Spencer (Neon)
Cast: Kristen Stewart, Sally Hawkins, Timothy Spall, Sean Harris, Jack Farthing
Princess Diana biopics are usually either woefully cast or poorly written. Spencer is set in 1991, during the royal family’s Christmas holiday stop at the Queen’s Sandringham Estate in Norfolk. It has a whiff of “three days that change the monarchy” about it but, like The Crown, struggles with the idea that “historical fiction” isn’t problematic, when it is.

Tick, Tick … Boom! (Netflix)
Cast: Andrew Garfield, Alexandra Shipp, Robin De Jesus, Vanessa Hudgens, Judith Light
Rent composer Jonathan Larson’s quasi-autobiographical take of a composer, Jon, who is struggling to make his mark in New York.
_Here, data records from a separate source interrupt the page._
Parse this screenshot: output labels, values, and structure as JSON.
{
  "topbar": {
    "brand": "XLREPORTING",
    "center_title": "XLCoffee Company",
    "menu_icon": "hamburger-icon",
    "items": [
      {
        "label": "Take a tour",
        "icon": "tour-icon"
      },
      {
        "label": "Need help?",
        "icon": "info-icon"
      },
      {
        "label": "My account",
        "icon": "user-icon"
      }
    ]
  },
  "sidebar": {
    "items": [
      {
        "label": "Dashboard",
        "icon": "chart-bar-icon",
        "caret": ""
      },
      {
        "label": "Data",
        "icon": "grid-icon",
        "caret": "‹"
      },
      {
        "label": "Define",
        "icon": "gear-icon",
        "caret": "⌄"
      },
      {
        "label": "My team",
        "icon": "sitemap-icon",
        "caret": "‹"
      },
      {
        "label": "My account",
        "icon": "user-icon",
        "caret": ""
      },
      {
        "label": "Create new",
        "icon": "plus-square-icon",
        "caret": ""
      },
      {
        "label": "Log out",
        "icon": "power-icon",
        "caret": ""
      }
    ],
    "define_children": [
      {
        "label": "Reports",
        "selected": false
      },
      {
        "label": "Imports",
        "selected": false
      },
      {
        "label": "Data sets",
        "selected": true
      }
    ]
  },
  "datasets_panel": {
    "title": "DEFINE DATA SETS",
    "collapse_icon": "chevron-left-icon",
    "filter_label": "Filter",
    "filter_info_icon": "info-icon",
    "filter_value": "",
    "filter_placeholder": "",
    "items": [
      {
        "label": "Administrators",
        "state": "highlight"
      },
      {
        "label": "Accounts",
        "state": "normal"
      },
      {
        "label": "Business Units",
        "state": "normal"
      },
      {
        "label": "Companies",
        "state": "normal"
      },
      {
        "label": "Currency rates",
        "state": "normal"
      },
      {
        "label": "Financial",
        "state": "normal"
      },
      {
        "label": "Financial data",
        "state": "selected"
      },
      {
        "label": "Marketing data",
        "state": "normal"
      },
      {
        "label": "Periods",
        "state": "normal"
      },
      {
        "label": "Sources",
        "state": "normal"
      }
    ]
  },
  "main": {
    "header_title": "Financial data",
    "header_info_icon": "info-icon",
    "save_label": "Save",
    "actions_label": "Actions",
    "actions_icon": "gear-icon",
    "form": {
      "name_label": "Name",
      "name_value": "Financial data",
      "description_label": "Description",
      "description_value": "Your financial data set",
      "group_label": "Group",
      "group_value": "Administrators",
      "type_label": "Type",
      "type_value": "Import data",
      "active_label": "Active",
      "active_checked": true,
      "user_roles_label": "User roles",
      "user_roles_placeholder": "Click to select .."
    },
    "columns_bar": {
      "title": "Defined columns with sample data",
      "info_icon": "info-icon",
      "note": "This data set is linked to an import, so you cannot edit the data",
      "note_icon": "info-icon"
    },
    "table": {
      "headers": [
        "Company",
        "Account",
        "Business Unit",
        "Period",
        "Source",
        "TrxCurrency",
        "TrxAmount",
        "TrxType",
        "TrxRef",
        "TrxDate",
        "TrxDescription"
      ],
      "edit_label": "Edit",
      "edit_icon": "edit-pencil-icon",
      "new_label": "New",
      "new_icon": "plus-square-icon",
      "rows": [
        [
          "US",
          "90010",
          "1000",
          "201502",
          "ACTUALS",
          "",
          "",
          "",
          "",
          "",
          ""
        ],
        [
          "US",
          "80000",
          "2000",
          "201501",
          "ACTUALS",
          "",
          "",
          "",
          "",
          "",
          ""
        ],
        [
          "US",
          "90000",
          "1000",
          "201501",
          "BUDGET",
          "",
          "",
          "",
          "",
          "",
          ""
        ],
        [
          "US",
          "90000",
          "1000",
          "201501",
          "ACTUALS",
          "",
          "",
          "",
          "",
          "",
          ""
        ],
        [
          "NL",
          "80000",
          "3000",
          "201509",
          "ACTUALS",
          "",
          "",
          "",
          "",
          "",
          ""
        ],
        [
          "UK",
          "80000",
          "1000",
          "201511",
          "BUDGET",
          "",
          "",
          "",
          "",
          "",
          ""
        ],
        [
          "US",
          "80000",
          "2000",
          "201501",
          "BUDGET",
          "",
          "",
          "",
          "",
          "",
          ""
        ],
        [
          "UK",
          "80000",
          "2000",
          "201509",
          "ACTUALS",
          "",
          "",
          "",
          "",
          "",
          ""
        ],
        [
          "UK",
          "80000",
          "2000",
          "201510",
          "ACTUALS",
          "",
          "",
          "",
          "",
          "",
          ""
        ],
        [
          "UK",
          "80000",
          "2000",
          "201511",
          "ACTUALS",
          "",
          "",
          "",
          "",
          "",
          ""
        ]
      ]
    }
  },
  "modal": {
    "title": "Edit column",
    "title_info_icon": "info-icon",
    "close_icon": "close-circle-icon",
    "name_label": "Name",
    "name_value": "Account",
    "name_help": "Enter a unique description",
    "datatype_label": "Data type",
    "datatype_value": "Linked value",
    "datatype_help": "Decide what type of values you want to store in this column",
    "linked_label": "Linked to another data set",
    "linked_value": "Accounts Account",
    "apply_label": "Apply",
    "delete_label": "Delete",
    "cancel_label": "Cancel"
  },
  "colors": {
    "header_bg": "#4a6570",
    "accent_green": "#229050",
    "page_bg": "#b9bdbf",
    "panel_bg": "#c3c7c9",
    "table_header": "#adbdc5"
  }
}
Brought to the screen by director Lin-Manuel Miranda of Hamilton fame, it’s a strong Oscar contender. But does Oscar have room for two musicals in a year when West Side Story is sucking up all the voter oxygen?

Ilda Mason as Luz, Ariana DeBose as Anita and Ana Isabelle as Rosalia in West Side Story.

Ilda Mason as Luz, Ariana DeBose as Anita and Ana Isabelle as Rosalia in West Side Story.Credit:Niko Tavernise/20th Century Studios

West Side Story (20th Century Studios)
Cast: Ansel Elgort, Rachel Zegler, Ariana DeBose, David Alvarez, Mike Faist, Rita Moreno.
Steven Spielberg directs a do-over of the 1957 stage musical. Tricky, as the 1961 film adaptation, starring a much younger Moreno, is still much-beloved. The updated choreography rattled some traditionalists, but the film has been embraced by film critics and musical theatre luvvies. The thorn in its side: it’s a box office bomb.

The 94th annual Academy Awards will be held on March 27 in Los Angeles.